▸ BRIEF
Print the data exactly as written, line for line, and leave its pictures behind.
DATA TO USE Block Start
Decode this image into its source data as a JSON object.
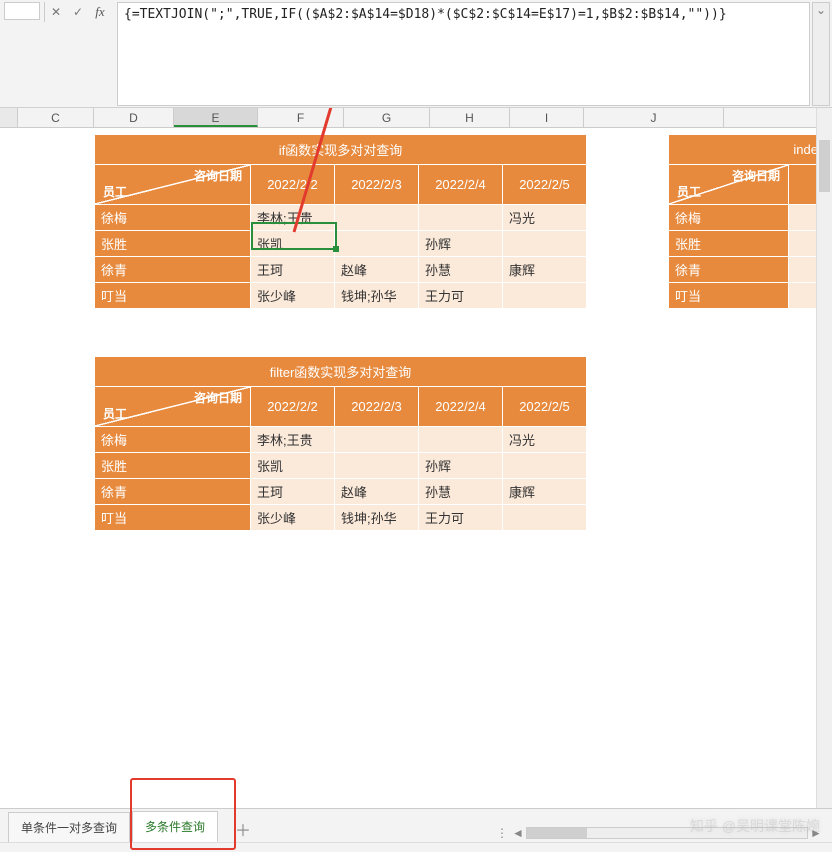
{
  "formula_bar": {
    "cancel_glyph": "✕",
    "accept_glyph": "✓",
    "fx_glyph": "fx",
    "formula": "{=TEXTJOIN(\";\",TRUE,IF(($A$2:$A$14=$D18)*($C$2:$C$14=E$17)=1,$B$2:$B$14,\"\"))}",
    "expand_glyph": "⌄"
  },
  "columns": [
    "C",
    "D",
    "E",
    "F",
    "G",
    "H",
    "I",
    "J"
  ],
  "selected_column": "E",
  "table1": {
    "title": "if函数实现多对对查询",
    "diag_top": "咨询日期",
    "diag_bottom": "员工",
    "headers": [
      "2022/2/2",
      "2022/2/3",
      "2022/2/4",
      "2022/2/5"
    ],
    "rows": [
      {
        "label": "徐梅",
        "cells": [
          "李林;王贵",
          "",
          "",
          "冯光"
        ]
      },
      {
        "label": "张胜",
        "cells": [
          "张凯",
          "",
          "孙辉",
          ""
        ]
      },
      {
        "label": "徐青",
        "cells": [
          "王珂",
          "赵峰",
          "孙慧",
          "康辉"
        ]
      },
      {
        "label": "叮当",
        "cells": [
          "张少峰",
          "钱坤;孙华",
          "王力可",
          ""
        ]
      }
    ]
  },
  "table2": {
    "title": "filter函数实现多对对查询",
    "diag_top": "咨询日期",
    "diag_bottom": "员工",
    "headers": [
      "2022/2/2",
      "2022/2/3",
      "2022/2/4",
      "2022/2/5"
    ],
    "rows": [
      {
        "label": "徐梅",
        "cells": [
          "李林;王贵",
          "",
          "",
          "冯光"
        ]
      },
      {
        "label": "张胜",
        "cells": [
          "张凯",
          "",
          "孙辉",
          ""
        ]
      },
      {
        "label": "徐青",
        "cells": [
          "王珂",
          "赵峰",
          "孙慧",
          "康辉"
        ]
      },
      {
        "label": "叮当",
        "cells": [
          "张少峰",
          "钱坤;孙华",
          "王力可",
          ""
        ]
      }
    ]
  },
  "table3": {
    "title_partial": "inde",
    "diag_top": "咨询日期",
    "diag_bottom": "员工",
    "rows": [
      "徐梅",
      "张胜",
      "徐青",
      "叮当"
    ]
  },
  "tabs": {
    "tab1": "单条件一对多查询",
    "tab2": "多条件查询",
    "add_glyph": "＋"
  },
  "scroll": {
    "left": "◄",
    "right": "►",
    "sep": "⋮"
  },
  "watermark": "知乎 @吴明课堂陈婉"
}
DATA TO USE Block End
▸ OUTPUT OF THE TASK
Decode this image into its source data as a JSON object.
{
  "formula_bar": {
    "cancel_glyph": "✕",
    "accept_glyph": "✓",
    "fx_glyph": "fx",
    "formula": "{=TEXTJOIN(\";\",TRUE,IF(($A$2:$A$14=$D18)*($C$2:$C$14=E$17)=1,$B$2:$B$14,\"\"))}",
    "expand_glyph": "⌄"
  },
  "columns": [
    "C",
    "D",
    "E",
    "F",
    "G",
    "H",
    "I",
    "J"
  ],
  "selected_column": "E",
  "table1": {
    "title": "if函数实现多对对查询",
    "diag_top": "咨询日期",
    "diag_bottom": "员工",
    "headers": [
      "2022/2/2",
      "2022/2/3",
      "2022/2/4",
      "2022/2/5"
    ],
    "rows": [
      {
        "label": "徐梅",
        "cells": [
          "李林;王贵",
          "",
          "",
          "冯光"
        ]
      },
      {
        "label": "张胜",
        "cells": [
          "张凯",
          "",
          "孙辉",
          ""
        ]
      },
      {
        "label": "徐青",
        "cells": [
          "王珂",
          "赵峰",
          "孙慧",
          "康辉"
        ]
      },
      {
        "label": "叮当",
        "cells": [
          "张少峰",
          "钱坤;孙华",
          "王力可",
          ""
        ]
      }
    ]
  },
  "table2": {
    "title": "filter函数实现多对对查询",
    "diag_top": "咨询日期",
    "diag_bottom": "员工",
    "headers": [
      "2022/2/2",
      "2022/2/3",
      "2022/2/4",
      "2022/2/5"
    ],
    "rows": [
      {
        "label": "徐梅",
        "cells": [
          "李林;王贵",
          "",
          "",
          "冯光"
        ]
      },
      {
        "label": "张胜",
        "cells": [
          "张凯",
          "",
          "孙辉",
          ""
        ]
      },
      {
        "label": "徐青",
        "cells": [
          "王珂",
          "赵峰",
          "孙慧",
          "康辉"
        ]
      },
      {
        "label": "叮当",
        "cells": [
          "张少峰",
          "钱坤;孙华",
          "王力可",
          ""
        ]
      }
    ]
  },
  "table3": {
    "title_partial": "inde",
    "diag_top": "咨询日期",
    "diag_bottom": "员工",
    "rows": [
      "徐梅",
      "张胜",
      "徐青",
      "叮当"
    ]
  },
  "tabs": {
    "tab1": "单条件一对多查询",
    "tab2": "多条件查询",
    "add_glyph": "＋"
  },
  "scroll": {
    "left": "◄",
    "right": "►",
    "sep": "⋮"
  },
  "watermark": "知乎 @吴明课堂陈婉"
}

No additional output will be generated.